- [WHAT YOU HAVE TO DO]: Beneath this task are records; tally the lines in them that contain "compra" and report only the number.

*** EXCERPTED RECORDS ***

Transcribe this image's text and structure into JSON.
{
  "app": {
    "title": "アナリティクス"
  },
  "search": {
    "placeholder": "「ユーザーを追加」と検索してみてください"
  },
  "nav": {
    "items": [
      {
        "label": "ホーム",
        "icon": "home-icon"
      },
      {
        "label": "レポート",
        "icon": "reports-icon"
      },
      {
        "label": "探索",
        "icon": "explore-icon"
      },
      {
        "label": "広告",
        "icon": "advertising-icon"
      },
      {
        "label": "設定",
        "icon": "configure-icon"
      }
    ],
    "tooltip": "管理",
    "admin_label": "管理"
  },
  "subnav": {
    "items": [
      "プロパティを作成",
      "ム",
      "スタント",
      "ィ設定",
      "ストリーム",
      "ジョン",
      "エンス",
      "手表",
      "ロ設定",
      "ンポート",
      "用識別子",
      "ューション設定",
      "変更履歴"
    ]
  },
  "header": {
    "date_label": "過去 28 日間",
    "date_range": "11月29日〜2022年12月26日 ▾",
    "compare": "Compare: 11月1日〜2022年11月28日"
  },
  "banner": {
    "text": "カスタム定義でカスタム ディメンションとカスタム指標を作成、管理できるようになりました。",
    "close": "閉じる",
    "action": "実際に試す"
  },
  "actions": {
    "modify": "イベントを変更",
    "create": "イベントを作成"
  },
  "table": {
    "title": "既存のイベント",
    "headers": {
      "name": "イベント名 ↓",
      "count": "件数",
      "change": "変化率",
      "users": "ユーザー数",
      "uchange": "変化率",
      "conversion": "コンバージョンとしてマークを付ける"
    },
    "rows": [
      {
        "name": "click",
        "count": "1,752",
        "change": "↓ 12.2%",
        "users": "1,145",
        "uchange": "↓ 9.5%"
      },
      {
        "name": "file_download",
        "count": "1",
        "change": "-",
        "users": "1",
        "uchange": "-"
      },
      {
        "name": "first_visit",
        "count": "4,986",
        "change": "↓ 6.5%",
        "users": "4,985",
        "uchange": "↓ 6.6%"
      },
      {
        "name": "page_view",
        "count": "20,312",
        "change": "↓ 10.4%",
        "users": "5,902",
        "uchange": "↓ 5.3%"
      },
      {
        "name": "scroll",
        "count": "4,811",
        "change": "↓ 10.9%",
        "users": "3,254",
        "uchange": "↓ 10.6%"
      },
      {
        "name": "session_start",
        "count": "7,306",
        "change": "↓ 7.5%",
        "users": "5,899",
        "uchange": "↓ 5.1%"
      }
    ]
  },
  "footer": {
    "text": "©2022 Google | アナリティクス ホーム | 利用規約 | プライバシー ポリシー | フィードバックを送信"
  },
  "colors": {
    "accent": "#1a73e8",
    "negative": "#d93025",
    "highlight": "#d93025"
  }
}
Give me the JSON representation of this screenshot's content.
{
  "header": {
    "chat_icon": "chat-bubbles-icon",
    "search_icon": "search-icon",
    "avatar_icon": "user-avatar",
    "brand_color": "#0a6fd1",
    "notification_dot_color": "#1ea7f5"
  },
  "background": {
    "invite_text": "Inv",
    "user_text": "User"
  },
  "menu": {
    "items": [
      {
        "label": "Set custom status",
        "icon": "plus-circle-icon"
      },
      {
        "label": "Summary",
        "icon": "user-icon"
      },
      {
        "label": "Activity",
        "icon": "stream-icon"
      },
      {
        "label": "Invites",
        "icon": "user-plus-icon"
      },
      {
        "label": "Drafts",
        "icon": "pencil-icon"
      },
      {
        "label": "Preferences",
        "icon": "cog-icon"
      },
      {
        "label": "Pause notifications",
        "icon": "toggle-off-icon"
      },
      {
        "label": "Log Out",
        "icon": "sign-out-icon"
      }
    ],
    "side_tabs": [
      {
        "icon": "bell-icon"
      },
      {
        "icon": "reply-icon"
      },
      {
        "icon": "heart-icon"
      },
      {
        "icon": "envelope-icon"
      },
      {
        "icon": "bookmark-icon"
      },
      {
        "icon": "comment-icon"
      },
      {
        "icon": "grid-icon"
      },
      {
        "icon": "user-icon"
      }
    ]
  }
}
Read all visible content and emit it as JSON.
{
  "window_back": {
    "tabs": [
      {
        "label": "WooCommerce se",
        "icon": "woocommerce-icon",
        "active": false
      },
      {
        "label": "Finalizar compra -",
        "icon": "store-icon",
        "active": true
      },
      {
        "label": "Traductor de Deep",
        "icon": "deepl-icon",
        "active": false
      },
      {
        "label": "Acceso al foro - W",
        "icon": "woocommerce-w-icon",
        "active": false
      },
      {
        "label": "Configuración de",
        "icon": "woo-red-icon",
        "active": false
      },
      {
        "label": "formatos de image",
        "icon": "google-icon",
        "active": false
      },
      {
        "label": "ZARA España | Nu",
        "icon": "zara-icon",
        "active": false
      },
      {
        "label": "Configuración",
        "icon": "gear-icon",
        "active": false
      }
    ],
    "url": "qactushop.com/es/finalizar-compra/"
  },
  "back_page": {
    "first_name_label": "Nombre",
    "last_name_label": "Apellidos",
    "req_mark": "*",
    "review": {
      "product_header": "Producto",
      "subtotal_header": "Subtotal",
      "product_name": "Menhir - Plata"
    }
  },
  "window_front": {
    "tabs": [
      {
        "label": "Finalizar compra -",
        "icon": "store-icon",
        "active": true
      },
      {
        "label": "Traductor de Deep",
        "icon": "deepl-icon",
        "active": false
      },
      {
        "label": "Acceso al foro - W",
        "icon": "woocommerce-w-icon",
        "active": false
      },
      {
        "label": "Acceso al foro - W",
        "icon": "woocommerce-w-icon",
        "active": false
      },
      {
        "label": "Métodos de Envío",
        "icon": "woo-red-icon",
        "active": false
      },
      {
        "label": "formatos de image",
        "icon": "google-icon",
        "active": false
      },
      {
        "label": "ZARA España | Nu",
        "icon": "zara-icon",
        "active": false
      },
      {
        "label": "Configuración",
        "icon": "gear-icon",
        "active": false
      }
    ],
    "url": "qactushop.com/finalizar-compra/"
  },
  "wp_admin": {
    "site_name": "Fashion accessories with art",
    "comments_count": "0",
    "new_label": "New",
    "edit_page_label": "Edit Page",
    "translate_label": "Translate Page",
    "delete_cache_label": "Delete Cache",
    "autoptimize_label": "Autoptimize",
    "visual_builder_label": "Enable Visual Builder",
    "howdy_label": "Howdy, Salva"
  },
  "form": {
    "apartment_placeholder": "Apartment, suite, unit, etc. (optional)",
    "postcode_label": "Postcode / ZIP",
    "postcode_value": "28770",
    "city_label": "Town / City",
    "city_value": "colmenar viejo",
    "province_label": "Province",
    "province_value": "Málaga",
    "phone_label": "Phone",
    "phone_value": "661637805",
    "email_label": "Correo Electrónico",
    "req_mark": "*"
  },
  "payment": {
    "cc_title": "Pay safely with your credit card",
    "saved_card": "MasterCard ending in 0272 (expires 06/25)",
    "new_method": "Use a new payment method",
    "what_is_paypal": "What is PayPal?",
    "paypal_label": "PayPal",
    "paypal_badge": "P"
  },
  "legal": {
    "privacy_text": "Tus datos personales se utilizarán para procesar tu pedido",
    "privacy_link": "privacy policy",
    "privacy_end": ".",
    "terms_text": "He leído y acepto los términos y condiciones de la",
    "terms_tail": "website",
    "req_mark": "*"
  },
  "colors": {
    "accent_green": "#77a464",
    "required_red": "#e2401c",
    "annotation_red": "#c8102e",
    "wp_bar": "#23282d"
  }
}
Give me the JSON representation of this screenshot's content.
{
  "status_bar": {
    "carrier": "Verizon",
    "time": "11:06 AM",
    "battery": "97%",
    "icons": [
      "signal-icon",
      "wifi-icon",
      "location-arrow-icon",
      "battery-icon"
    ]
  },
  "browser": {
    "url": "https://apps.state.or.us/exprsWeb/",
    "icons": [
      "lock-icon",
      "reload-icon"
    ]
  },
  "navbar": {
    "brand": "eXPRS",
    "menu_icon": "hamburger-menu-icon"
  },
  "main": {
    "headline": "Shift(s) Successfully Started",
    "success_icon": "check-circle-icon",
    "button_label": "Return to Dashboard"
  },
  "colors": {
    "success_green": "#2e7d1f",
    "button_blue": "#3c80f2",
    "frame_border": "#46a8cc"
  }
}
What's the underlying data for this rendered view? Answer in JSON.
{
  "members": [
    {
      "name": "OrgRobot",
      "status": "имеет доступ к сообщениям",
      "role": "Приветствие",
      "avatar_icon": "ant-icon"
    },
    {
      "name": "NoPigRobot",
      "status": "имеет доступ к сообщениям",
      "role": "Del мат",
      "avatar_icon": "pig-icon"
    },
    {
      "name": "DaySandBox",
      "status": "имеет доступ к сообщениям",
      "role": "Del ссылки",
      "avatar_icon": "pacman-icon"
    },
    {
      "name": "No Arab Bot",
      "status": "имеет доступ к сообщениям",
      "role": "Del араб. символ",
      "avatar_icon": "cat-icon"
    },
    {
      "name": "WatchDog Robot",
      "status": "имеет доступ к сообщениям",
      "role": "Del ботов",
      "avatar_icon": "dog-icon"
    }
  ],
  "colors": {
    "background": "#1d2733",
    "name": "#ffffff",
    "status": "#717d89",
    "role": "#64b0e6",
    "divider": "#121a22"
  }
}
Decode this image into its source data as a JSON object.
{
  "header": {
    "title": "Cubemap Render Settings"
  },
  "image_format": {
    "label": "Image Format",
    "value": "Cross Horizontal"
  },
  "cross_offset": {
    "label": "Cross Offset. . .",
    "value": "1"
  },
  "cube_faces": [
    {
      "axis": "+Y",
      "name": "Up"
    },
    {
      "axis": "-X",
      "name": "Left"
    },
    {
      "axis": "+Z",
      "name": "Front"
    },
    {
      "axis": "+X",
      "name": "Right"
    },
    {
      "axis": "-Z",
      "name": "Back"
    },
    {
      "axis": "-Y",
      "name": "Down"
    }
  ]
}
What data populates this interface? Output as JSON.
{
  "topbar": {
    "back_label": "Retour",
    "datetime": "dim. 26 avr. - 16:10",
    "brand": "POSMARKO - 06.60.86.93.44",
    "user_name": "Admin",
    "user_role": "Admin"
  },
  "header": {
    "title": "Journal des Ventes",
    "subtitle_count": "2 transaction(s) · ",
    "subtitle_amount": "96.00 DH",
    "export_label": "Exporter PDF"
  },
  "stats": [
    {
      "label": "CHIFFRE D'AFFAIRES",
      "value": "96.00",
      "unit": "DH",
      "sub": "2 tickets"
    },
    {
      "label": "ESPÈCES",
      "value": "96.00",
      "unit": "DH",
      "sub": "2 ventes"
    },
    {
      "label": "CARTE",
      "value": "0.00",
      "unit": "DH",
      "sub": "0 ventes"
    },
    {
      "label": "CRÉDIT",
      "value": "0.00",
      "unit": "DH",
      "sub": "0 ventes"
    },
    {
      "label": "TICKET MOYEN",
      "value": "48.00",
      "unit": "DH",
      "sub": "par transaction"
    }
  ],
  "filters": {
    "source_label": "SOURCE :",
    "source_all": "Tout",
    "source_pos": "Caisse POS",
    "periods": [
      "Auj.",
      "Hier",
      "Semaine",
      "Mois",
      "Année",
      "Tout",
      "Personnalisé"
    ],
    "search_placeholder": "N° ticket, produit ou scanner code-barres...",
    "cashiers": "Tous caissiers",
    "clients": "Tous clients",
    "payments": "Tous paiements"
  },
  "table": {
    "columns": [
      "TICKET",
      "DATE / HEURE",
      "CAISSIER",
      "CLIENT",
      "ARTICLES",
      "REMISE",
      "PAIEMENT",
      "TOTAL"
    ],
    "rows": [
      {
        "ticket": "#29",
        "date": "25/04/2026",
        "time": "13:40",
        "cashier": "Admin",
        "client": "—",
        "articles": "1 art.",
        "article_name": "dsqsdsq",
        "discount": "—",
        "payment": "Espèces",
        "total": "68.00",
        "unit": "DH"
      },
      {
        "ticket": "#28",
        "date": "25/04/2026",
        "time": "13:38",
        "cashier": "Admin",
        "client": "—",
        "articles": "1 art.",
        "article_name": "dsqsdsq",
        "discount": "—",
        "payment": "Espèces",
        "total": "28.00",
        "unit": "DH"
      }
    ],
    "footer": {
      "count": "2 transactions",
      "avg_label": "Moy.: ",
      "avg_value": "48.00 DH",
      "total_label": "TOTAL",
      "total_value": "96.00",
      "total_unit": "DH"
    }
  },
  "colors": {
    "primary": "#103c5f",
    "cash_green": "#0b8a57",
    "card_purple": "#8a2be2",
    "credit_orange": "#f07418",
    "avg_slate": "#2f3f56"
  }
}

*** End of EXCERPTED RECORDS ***

- [YOUR RESPONSE]: 4